Did she think that not talking to her husband, pretending that everything was fine to be nice so as to not rock the boat and not add more stress to his life would work out? She did. She truly thought that she was doing the right thing.

The outcome? Her husband divorced her because they were more business partners than spouses. Because they never talked. And her friends couldn’t believe that she was surprised when he did after all those years of listening to her complain.


RELATED: 10 Signs He's A Genuinely Good Guy (And Not A Jerk)

5. Jaded Jill and her jilted jewelry 

This client loved jewelry. Loved it. And on every occasion, her husband would buy her something.

He knew how much she loved special pieces so he spent a ton of time looking for unique things. He was always so proud of himself when she opened her gift — proud that he had found something that he knew she would love.


But, guess what? She always hated what he bought her. Always.

Did she tell him? Did she give him feedback about all the work that he was doing on her behalf? Did she set him up for success instead of failure?

Nope. Instead, she was nice and she pretended that she liked everything he gave her.

Not surprisingly, as time went on, her husband realized that she never wore anything that he gave her and it hurt him deeply. He didn’t want to ask her why — he just stopped buying her jewelry. And he was sad because he liked doing that for her but he just didn’t want to do it anymore if she didn’t wear it.

Did this make her happy? Nope. Her reward for being nice — no more jewelry.

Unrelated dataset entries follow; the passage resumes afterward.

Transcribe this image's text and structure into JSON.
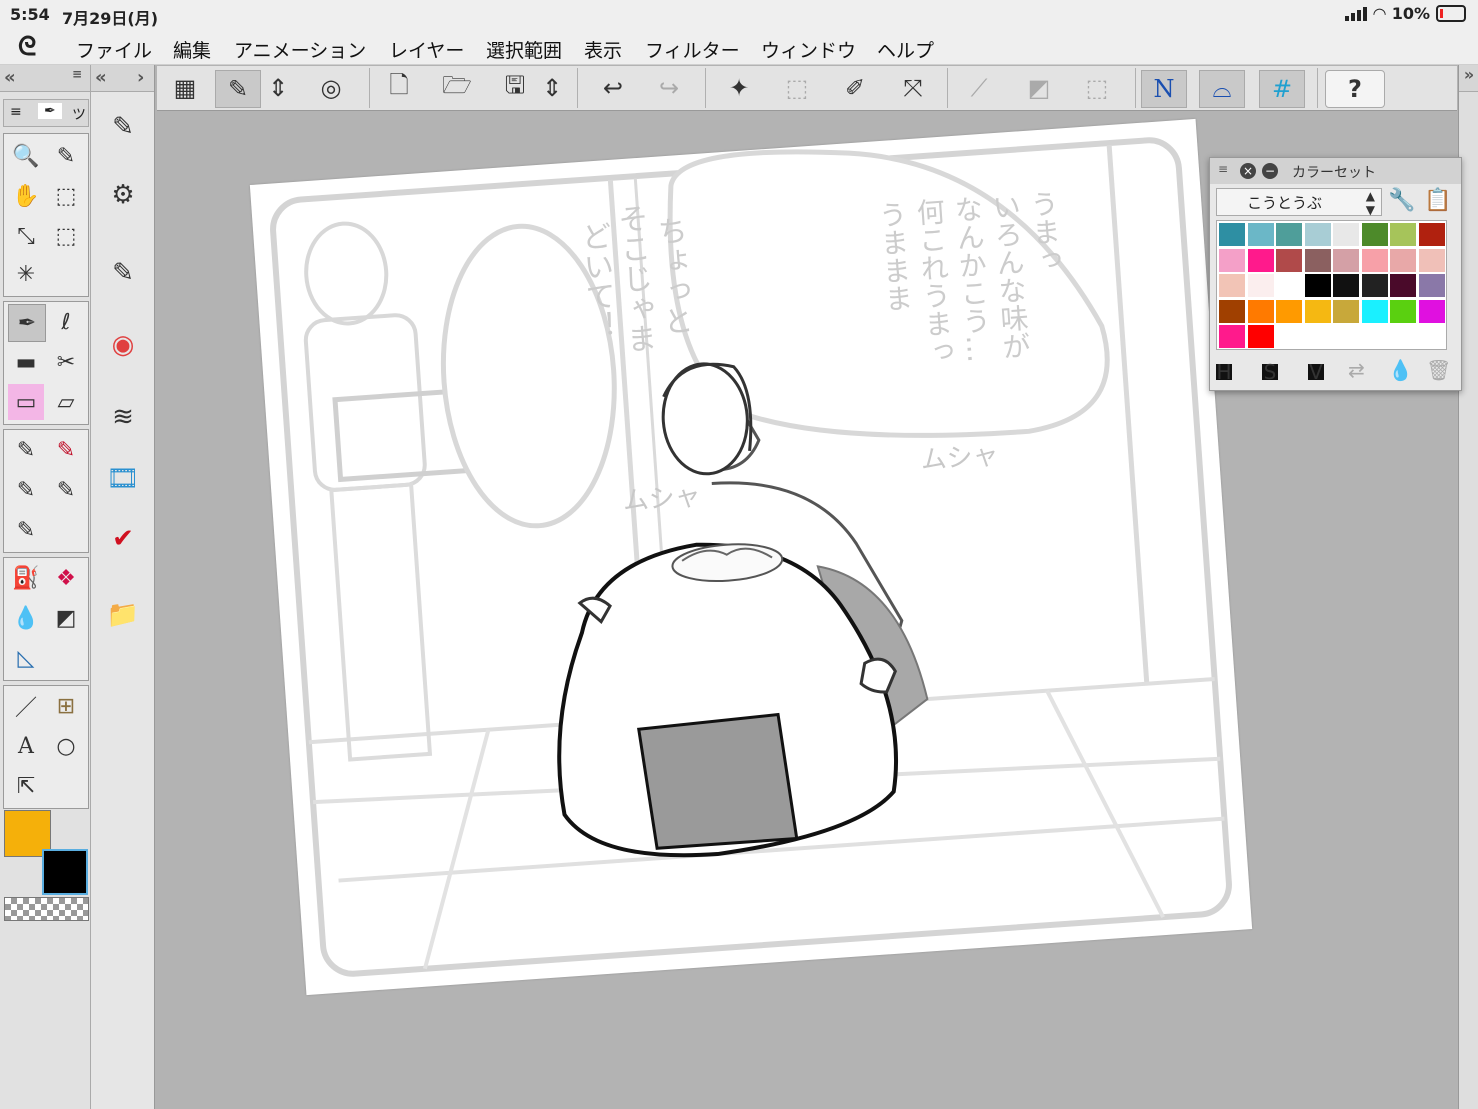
{
  "status": {
    "time": "5:54",
    "date": "7月29日(月)",
    "battery": "10%"
  },
  "menu": {
    "logo": "ᘓ",
    "items": [
      "ファイル",
      "編集",
      "アニメーション",
      "レイヤー",
      "選択範囲",
      "表示",
      "フィルター",
      "ウィンドウ",
      "ヘルプ"
    ]
  },
  "tools": {
    "header_icons": [
      "«",
      "≡",
      "«",
      "›"
    ],
    "tab_labels": [
      "≡",
      "✒",
      "ツ"
    ],
    "group1": [
      "🔍",
      "✎",
      "✋",
      "⬚",
      "⤡",
      "⬚",
      "✳"
    ],
    "group2": [
      "✒",
      "ℓ",
      "▬",
      "✂",
      "▭",
      "▱"
    ],
    "group3": [
      "✎",
      "✎",
      "✎",
      "✎",
      "✎"
    ],
    "group4": [
      "⛽",
      "❖",
      "💧",
      "◩",
      "◺"
    ],
    "group5": [
      "／",
      "⊞",
      "A",
      "○",
      "⇱"
    ]
  },
  "subtools": [
    "✎",
    "⚙",
    "✎",
    "◉",
    "≋",
    "🎞",
    "✔",
    "📁"
  ],
  "toolbar": [
    "▦",
    "✎",
    "⇕",
    "◎",
    "🗋",
    "🗁",
    "🖫",
    "⇕",
    "↩",
    "↪",
    "✦",
    "⬚",
    "✐",
    "⤧",
    "⟋",
    "◩",
    "⬚",
    "N",
    "⌓",
    "#",
    "?"
  ],
  "color_set": {
    "title": "カラーセット",
    "selected_set": "こうとうぶ",
    "close_btn": "×",
    "min_btn": "−",
    "swatches": [
      "#2e8fa3",
      "#6bb7c7",
      "#4f9e9a",
      "#a8cdd5",
      "#e8e8e8",
      "#4d8a2a",
      "#a6c45a",
      "#b0210f",
      "#f4a0c8",
      "#ff1a8c",
      "#b04a4a",
      "#8b6060",
      "#d4a0a6",
      "#f7a0a8",
      "#e8a8a8",
      "#f0c0b8",
      "#f2c4b6",
      "#fbeeee",
      "#ffffff",
      "#000000",
      "#111111",
      "#222222",
      "#4a0a2a",
      "#8a78a8",
      "#a04000",
      "#ff7a00",
      "#ff9a00",
      "#f5b812",
      "#c8a83a",
      "#1af0ff",
      "#5ad010",
      "#e010e0",
      "#ff1a8c",
      "#ff0000"
    ],
    "bottom_labels": [
      "H",
      "S",
      "V"
    ]
  },
  "canvas": {
    "bubble1": "ちょっと\nそこじゃま\nどいて！",
    "bubble2": "うまっ\nいろんな味が\nなんかこう…\n何これうまっ\nうままま",
    "sfx1": "ムシャ",
    "sfx2": "ムシャ"
  }
}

In this world, we definitely need more kindness. We need more people to treat each other with love and respect, to take care of each other. Making someone smile, just because. Paying forward what is given to us.

What we definitely don’t need more of is people being nice just because it’s the societal norm. Being nice because we don’t want to rock the boat or hurt someone’s feelings or make ourselves vulnerable.

Doing all those things is not only counterproductive but they are harmful, in all areas of our lives.

I am not saying, don’t be nice — be nice. Just be honest as well.

RELATED: Yes, I'm Nice — But That Doesn't Mean I'm Weak


Mitzi Bockmann is an NYC-based Certified Life Coach and mental health advocate who works exclusively with women to help them be all they want to be in this crazy world in which we live.